Followers 0
ghost of miles

"Thelonious Monk: From Myth to Man (Part 2)"

7 posts in this topic

Part 2 of the Night Lights program devoted to the life and music of Thelonious Monk with special guest Robin D.G. Kelley is up for online listening:

 

Thelonious Monk: From Myth To Man

 

Robin talks about why Monk went over so well at the Five Spot, his musical partnerships with John Coltrane and Charlie Rouse, his time at Columbia Records, his response to the free-jazz and civil-rights movement of the 1960s, his relationships with his wife Nellie and his friend Pannonica (the "Jazz Baroness"), and his late-period recordings and compositions.

 

Here's Part 1 of the program: Thelonious Monk: From Man To Myth

 

Next week: "Portraits of Harlem," featuring some previously unreleased excerpts from 1939 and 1945 broadcasts of James P. Johnson's Harlem Symphony, Duke Ellington's 1963 recording of his Tone Parallel to Harlem, Roy Eldridge's "I Remember Harlem" and much more, including an interview with John Howland, author of Ellington Uptown: Duke Ellington, James P. Johnson and the Birth of Concert Jazz.

Edited by ghost of miles

Share this post


Link to post
Share on other sites

Part 2 of the Night Lights program devoted to the life and music of Thelonious Monk with special guest Robin D.G. Kelley is up for online listening:

Thelonious Monk: From Myth to Man (Part 2)

Robin talks about why Monk went over so well at the Five Spot, his musical partnerships with John Coltrane and Charlie Rouse, his time at Columbia Records, his response to the free-jazz and civil-rights movement of the 1960s, his relationships with his wife Nellie and his friend Pannonica (the "Jazz Baroness"), and his late-period recordings and compositions.

Here's Part 1 of the program: Thelonious Monk: From Man to Myth (Part 1)

Next week: "Portraits of Harlem," featuring some previously unreleased excerpts from 1939 and 1945 broadcasts of James P. Johnson's Harlem Symphony, Duke Ellington's 1963 recording of his Tone Parallel to Harlem, Roy Eldridge's "I Remember Harlem" and much more, including an interview with John Howland, author of Ellington Uptown: Duke Ellington, James P. Johnson and the Birth of Concert Jazz.

David, as in Kelley's book you've got an inadvertent cap-doff to the classic misspelling up there! :)

Share this post


Link to post
Share on other sites

Oops--fixed.

At least I didn't duplicate a certain paper's error a few years ago, in which a reporter wrote that a vocal group was influenced by "the famous jazz pianist Felonious Monk." (The noted grandfather of gangsta jazz!)

Share this post


Link to post
Share on other sites

Oops--fixed.

At least I didn't duplicate a certain paper's error a few years ago, in which a reporter wrote that a vocal group was influenced by "the famous jazz pianist Felonious Monk." (The noted grandfather of gangsta jazz!)
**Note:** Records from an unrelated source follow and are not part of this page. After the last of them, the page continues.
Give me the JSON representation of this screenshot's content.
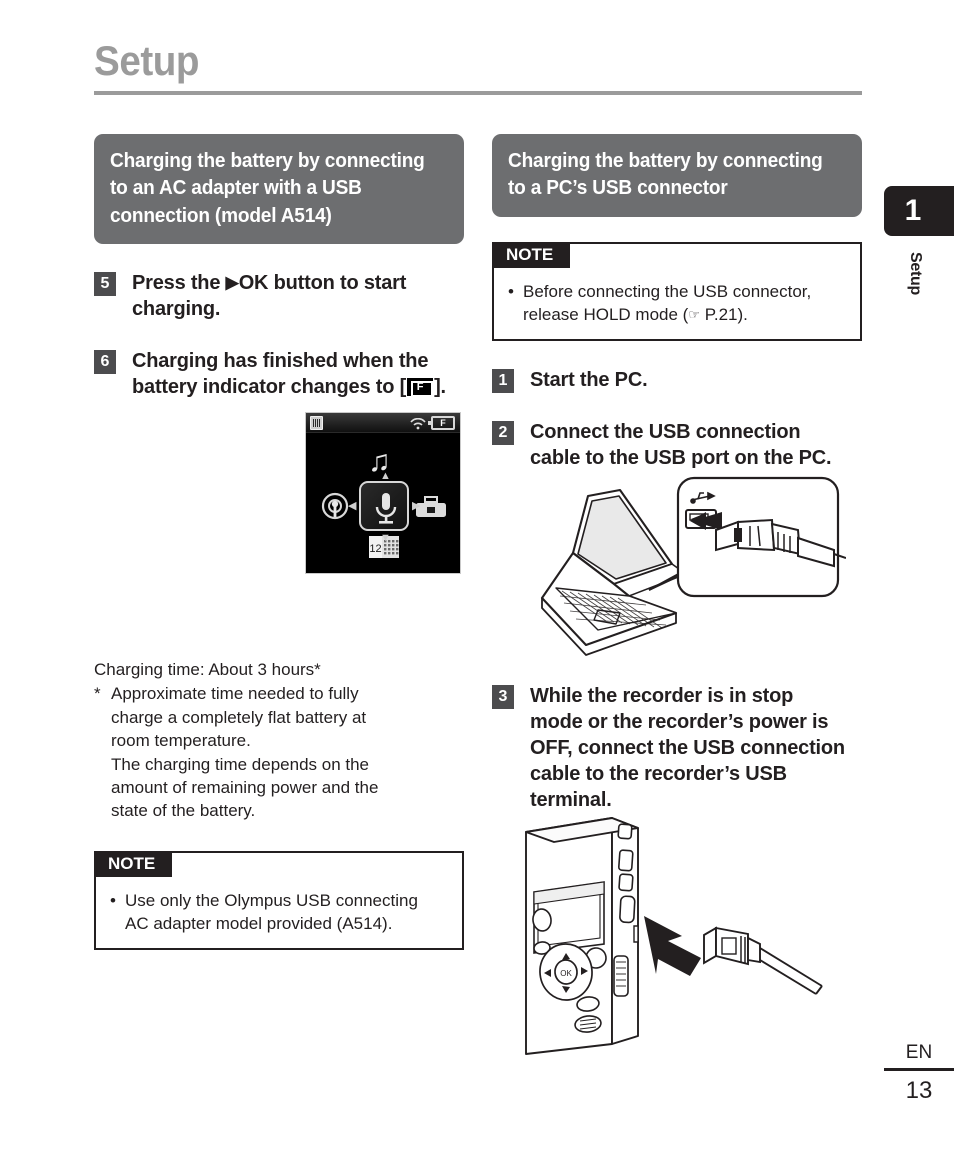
{
  "page": {
    "title": "Setup",
    "chapter_number": "1",
    "chapter_label": "Setup",
    "language_code": "EN",
    "page_number": "13"
  },
  "left_column": {
    "section_heading": {
      "line1": "Charging the battery by connecting",
      "line2": "to an AC adapter with a USB",
      "line3": "connection (model A514)"
    },
    "steps": [
      {
        "number": "5",
        "line1_a": "Press the ",
        "line1_play": "▶",
        "line1_b": "OK button to start",
        "line2": "charging."
      },
      {
        "number": "6",
        "line1": "Charging has finished when the",
        "line2_a": "battery indicator changes to [",
        "line2_icon": "battery-full-icon",
        "line2_b": "].",
        "icon_letter": "F"
      }
    ],
    "device_screen": {
      "status_card_icon": "memory-card-icon",
      "status_signal_icon": "wireless-signal-icon",
      "status_battery_label": "F",
      "menu_icons": [
        "music-note-icon",
        "microphone-icon",
        "radio-icon",
        "toolbox-icon",
        "calendar-icon"
      ],
      "calendar_day": "12"
    },
    "charging_time": "Charging time: About 3 hours*",
    "footnote": {
      "marker": "*",
      "lines": [
        "Approximate time needed to fully",
        "charge a completely flat battery at",
        "room temperature.",
        "The charging time depends on the",
        "amount of remaining power and the",
        "state of the battery."
      ]
    },
    "note": {
      "tag": "NOTE",
      "bullet": "•",
      "lines": [
        "Use only the Olympus USB connecting",
        "AC adapter model provided (A514)."
      ]
    }
  },
  "right_column": {
    "section_heading": {
      "line1": "Charging the battery by connecting",
      "line2": "to a PC’s USB connector"
    },
    "note": {
      "tag": "NOTE",
      "bullet": "•",
      "line1": "Before connecting the USB connector,",
      "line2_a": "release HOLD mode (",
      "line2_hand": "☞",
      "line2_b": " P.21)."
    },
    "steps": [
      {
        "number": "1",
        "line1": "Start the PC."
      },
      {
        "number": "2",
        "line1": "Connect the USB connection",
        "line2": "cable to the USB port on the PC."
      },
      {
        "number": "3",
        "line1": "While the recorder is in stop",
        "line2": "mode or the recorder’s power is",
        "line3": "OFF, connect the USB connection",
        "line4": "cable to the recorder’s USB",
        "line5": "terminal."
      }
    ],
    "illustrations": [
      "laptop-usb-port-illustration",
      "recorder-usb-terminal-illustration"
    ]
  },
  "colors": {
    "section_header_bg": "#6d6e70",
    "title_gray": "#9b9b9b",
    "step_number_bg": "#4c4c4e",
    "note_border": "#231f20",
    "text": "#231f20"
  }
}
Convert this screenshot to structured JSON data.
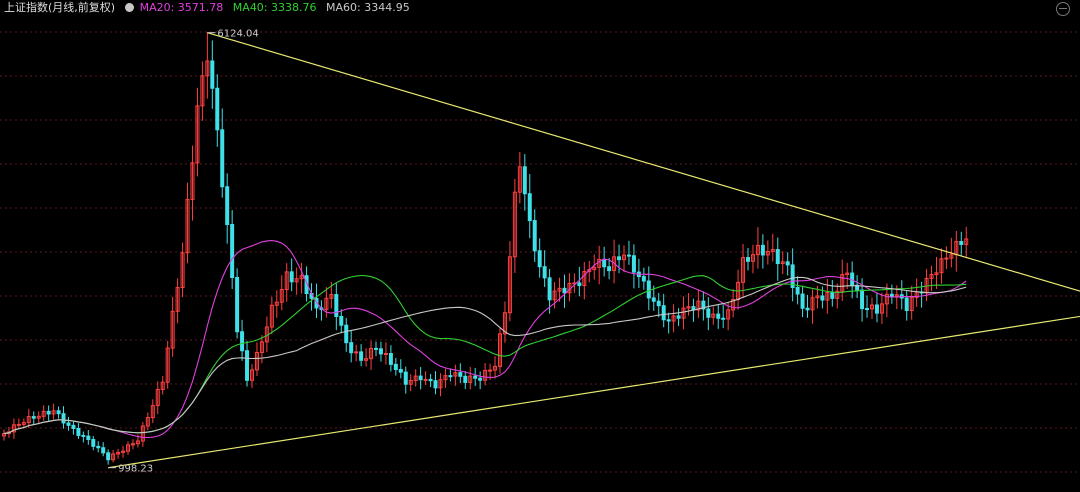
{
  "header": {
    "title": "上证指数(月线,前复权)",
    "ma20": {
      "label": "MA20: 3571.78",
      "color": "#e040e0"
    },
    "ma40": {
      "label": "MA40: 3338.76",
      "color": "#30d030"
    },
    "ma60": {
      "label": "MA60: 3344.95",
      "color": "#c8c8c8"
    }
  },
  "chart_data": {
    "type": "candlestick",
    "title": "上证指数(月线,前复权)",
    "colors": {
      "up": "#ff4040",
      "down": "#40e0e8",
      "ma20": "#e040e0",
      "ma40": "#30d030",
      "ma60": "#c8c8c8",
      "trend": "#e8e870",
      "grid": "#5a1a1a"
    },
    "y_range": [
      900,
      6250
    ],
    "annotations": [
      {
        "label": "6124.04",
        "value": 6124.04,
        "index": 41,
        "position": "high"
      },
      {
        "label": "998.23",
        "value": 998.23,
        "index": 21,
        "position": "low"
      }
    ],
    "trendlines": [
      {
        "name": "upper",
        "from": {
          "index": 41,
          "value": 6124.04
        },
        "to": {
          "index": 218,
          "value": 3060
        }
      },
      {
        "name": "lower",
        "from": {
          "index": 21,
          "value": 998.23
        },
        "to": {
          "index": 218,
          "value": 2790
        }
      }
    ],
    "anchors": [
      [
        0,
        1400
      ],
      [
        10,
        1700
      ],
      [
        14,
        1450
      ],
      [
        21,
        1100
      ],
      [
        27,
        1350
      ],
      [
        32,
        2000
      ],
      [
        36,
        3500
      ],
      [
        39,
        5300
      ],
      [
        41,
        6000
      ],
      [
        43,
        5000
      ],
      [
        45,
        3800
      ],
      [
        47,
        2600
      ],
      [
        49,
        2000
      ],
      [
        51,
        2300
      ],
      [
        54,
        2900
      ],
      [
        57,
        3300
      ],
      [
        60,
        3200
      ],
      [
        63,
        2800
      ],
      [
        66,
        3000
      ],
      [
        69,
        2500
      ],
      [
        72,
        2300
      ],
      [
        75,
        2400
      ],
      [
        78,
        2200
      ],
      [
        81,
        2000
      ],
      [
        84,
        2100
      ],
      [
        87,
        2000
      ],
      [
        90,
        2100
      ],
      [
        93,
        2000
      ],
      [
        96,
        2050
      ],
      [
        99,
        2250
      ],
      [
        101,
        2900
      ],
      [
        103,
        4200
      ],
      [
        104,
        4600
      ],
      [
        106,
        3800
      ],
      [
        108,
        3300
      ],
      [
        110,
        3000
      ],
      [
        113,
        3150
      ],
      [
        116,
        3250
      ],
      [
        119,
        3400
      ],
      [
        122,
        3300
      ],
      [
        125,
        3500
      ],
      [
        128,
        3300
      ],
      [
        131,
        3000
      ],
      [
        134,
        2700
      ],
      [
        137,
        2800
      ],
      [
        140,
        2900
      ],
      [
        143,
        2800
      ],
      [
        146,
        2850
      ],
      [
        149,
        3400
      ],
      [
        152,
        3500
      ],
      [
        155,
        3500
      ],
      [
        158,
        3400
      ],
      [
        161,
        2900
      ],
      [
        164,
        3000
      ],
      [
        167,
        2950
      ],
      [
        170,
        3300
      ],
      [
        173,
        2950
      ],
      [
        176,
        2900
      ],
      [
        179,
        3050
      ],
      [
        182,
        2850
      ],
      [
        185,
        3100
      ],
      [
        188,
        3400
      ],
      [
        191,
        3600
      ],
      [
        193,
        3650
      ],
      [
        194,
        3700
      ]
    ]
  }
}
Sorry to drag things down to my level.

Share this post


Link to post
Share on other sites

Please sign in to comment

You will be able to leave a comment after signing in



Sign In Now
Sign in to follow this  
Followers 0

  • Recently Browsing   0 members

    No registered users viewing this page.